Tablets And Smartphones Before Bedtime Disrupt Children’s Sleep
The use of cellphones or tablets by children close to bedtime is consistently associated with excessive daytime sleepiness and poor sleep, researchers from King’s College London report. They also found that the presence of a media device in the bedroom, even without use, was associated with an increased likelihood of poor sleep.
Sleep disturbance in childhood is known to have adverse effects on health, including poor diet, obesity, sedative behavior, reduced immune function and stunted growth, as well as links with mental health issues.
The study, published in JAMA Pediatrics, is a review of 20 existing studies from four continents, involving more than 125,000 children aged 6-19, with an average age of 15.
Previous research suggests that 72 per cent of children and 89 per cent of adolescents have a minimum of one device in their bedrooms and most are used near bedtime. The speed at which these devices have developed, along with their growing popularity among families, has outpaced research in this area, meaning that the impact on sleep is not well understood.
Poor Sleep Quality
The researchers from King’s found that bedtime use of media devices was associated with an increased likelihood of inadequate sleep quantity, poor sleep quality, and excessive daytime sleepiness. Bedtime use was classified as engagement with a device within 90 minutes of going to sleep.
One possible reason for sleep disruption even when a device is just in the bedroom is that the ‘always on’ nature of social media and instant messaging means children are continuously engaged with devices in their environment, even when they are not actively using them.
It is believed that screen-based media devices adversely affect sleep a number of ways, including delaying or interrupting sleep time; psychologically stimulating the brain; and affecting sleep cycles, physiology and alertness.
“Our study provides further proof of the detrimental effect of media devices on both sleep duration and quality. Sleep is an often undervalued but important part of children’s development, with a regular lack of sleep causing a variety of health problems.
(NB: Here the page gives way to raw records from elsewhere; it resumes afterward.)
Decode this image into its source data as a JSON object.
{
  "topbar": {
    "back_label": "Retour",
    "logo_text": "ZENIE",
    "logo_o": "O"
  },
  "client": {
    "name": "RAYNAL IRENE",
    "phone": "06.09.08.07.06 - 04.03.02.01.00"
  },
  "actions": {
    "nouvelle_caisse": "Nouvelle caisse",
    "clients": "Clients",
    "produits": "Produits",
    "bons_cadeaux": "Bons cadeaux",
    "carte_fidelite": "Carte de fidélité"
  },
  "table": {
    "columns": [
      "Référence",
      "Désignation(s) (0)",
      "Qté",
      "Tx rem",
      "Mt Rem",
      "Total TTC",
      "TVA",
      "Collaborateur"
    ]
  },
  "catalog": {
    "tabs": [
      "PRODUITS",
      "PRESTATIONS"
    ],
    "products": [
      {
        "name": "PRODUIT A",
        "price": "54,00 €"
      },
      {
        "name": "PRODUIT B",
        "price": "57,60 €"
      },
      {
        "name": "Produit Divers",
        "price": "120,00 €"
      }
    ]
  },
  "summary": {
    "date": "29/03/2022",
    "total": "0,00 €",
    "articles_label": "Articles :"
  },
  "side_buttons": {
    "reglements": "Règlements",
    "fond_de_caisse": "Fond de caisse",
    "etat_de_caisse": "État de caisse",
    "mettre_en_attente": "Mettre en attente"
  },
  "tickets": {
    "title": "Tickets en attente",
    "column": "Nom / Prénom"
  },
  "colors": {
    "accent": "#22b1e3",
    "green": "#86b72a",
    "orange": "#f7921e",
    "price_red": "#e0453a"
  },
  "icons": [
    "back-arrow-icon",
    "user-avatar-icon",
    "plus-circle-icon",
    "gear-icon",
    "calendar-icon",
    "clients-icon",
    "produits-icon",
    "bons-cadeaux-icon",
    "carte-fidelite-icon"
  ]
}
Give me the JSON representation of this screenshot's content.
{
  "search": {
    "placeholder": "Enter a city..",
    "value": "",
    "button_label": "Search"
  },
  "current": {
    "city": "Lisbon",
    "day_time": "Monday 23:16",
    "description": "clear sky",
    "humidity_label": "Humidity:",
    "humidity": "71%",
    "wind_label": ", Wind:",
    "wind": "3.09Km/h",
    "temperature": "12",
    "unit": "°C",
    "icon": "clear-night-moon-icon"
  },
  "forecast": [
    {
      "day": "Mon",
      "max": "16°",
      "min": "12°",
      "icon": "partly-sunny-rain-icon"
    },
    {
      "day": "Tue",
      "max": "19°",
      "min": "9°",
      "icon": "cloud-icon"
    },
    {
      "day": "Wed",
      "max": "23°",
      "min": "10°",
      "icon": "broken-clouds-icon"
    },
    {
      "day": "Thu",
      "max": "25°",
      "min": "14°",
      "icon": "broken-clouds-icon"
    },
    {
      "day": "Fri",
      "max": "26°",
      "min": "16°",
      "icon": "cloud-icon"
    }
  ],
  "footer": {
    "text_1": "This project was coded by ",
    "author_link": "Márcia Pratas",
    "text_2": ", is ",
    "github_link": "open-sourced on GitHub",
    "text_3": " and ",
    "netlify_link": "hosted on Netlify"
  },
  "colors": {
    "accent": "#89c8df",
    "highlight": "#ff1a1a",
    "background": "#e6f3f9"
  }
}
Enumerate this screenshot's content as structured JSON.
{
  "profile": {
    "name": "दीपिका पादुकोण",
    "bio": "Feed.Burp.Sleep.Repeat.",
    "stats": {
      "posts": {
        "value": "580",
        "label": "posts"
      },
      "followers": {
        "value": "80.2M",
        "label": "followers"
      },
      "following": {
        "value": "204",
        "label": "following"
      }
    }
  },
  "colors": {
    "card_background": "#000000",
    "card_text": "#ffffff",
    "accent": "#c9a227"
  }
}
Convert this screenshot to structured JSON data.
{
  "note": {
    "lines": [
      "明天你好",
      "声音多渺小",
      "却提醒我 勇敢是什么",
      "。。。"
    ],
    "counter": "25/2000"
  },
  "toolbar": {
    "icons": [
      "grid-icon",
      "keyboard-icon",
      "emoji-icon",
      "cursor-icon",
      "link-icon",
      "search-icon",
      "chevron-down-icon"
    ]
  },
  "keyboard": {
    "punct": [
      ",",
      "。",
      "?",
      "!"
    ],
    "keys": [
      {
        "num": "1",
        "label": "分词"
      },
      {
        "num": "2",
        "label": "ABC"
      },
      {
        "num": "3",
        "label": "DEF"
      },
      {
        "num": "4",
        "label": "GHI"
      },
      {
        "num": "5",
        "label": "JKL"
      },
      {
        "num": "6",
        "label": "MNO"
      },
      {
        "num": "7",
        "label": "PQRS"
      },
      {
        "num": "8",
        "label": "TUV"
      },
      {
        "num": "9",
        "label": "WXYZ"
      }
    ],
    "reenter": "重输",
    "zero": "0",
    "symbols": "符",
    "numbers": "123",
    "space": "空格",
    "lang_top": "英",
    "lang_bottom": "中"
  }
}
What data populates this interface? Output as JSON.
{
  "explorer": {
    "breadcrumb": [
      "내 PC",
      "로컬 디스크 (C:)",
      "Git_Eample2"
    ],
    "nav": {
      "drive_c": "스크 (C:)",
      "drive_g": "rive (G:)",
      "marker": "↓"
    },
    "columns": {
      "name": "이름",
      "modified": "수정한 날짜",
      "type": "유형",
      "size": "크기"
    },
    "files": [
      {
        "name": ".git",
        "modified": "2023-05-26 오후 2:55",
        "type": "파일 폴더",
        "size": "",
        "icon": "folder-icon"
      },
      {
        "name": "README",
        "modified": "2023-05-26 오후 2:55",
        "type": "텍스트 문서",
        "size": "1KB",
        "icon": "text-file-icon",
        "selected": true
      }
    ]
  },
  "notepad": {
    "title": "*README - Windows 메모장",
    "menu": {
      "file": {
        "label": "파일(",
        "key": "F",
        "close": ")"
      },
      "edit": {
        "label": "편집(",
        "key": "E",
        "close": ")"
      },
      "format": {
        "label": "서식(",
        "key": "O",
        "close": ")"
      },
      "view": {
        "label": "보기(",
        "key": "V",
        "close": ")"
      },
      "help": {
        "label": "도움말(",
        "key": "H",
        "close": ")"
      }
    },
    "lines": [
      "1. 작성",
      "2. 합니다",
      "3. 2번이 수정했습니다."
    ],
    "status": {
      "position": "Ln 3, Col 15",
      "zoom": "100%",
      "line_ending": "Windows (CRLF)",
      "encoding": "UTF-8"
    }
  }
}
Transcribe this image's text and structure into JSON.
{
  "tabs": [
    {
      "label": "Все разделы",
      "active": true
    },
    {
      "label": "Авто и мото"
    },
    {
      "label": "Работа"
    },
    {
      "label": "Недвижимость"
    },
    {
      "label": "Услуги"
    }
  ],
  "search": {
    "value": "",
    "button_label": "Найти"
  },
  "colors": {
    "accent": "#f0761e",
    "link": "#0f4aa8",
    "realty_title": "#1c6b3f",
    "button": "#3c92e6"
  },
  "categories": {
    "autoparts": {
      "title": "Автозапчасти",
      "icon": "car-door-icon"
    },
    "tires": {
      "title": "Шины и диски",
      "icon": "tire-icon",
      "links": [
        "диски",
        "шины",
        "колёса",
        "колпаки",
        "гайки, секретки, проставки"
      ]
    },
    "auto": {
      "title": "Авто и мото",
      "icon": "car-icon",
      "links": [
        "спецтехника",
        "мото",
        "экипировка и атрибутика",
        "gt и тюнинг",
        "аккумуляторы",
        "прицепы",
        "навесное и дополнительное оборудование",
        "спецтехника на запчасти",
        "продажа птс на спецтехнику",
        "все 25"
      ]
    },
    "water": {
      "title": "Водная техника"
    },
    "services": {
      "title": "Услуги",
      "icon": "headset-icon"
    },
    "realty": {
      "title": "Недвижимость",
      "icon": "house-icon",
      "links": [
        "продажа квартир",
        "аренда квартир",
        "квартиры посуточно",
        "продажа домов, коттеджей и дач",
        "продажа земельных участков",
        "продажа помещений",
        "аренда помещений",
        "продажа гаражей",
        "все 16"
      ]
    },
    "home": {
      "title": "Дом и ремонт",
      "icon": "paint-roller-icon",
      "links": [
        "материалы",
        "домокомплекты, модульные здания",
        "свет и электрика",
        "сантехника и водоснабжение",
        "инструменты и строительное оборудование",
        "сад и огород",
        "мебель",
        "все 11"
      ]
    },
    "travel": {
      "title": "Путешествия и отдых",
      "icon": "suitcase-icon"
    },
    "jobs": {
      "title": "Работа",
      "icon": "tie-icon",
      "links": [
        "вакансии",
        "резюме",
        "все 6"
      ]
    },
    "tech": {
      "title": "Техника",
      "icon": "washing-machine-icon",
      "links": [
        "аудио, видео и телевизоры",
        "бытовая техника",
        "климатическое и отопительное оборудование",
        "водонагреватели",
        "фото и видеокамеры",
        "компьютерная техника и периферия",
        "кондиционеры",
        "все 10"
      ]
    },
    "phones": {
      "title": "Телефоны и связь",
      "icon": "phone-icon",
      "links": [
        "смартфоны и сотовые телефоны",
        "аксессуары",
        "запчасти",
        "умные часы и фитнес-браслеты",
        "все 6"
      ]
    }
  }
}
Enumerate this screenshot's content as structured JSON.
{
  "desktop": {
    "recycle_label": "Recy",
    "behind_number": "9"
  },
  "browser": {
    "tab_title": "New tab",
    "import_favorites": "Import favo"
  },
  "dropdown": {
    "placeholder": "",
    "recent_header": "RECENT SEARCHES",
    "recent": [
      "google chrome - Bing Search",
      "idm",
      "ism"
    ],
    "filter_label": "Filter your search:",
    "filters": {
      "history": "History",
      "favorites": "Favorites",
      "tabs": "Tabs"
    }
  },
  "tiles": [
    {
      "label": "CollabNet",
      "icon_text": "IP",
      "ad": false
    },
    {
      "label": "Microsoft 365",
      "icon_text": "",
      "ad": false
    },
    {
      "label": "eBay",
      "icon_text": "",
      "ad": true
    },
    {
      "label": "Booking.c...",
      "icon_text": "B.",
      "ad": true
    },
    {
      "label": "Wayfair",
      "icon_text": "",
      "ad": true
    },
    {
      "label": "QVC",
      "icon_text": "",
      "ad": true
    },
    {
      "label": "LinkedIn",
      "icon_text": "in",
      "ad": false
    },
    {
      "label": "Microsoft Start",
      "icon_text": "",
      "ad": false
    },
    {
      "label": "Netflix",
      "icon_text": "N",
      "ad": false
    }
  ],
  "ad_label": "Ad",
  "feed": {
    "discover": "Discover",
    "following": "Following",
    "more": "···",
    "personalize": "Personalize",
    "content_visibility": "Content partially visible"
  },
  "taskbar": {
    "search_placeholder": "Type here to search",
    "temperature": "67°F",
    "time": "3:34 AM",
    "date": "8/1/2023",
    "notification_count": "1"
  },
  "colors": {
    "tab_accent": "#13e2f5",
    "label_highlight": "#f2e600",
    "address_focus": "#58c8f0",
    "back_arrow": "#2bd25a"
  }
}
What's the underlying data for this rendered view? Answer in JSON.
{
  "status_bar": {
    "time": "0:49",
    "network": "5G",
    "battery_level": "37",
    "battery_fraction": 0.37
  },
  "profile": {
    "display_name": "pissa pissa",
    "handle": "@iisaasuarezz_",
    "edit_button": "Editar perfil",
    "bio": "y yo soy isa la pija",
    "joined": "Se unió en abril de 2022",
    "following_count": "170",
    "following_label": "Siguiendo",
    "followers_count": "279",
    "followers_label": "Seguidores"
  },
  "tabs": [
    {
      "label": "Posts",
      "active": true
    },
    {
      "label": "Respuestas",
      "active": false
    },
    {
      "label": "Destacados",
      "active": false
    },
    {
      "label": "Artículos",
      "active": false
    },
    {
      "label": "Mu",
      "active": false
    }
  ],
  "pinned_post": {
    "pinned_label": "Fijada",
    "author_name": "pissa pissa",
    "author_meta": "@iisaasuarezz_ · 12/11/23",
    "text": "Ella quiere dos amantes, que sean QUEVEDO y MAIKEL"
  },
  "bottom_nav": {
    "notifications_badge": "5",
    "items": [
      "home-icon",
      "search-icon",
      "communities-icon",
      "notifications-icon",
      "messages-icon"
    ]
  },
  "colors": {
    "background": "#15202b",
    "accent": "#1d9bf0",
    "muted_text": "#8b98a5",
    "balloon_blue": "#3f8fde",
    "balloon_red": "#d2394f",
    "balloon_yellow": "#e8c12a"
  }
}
With the ever growing popularity of portable media devices and their use in schools as a replacement for textbooks, the problem of poor sleep amongst children is likely to get worse. Our findings suggest that an integrated approach involving parents, teachers, and healthcare professionals is necessary to reduce access to these devices and encourage good sleeping habits near bedtime.”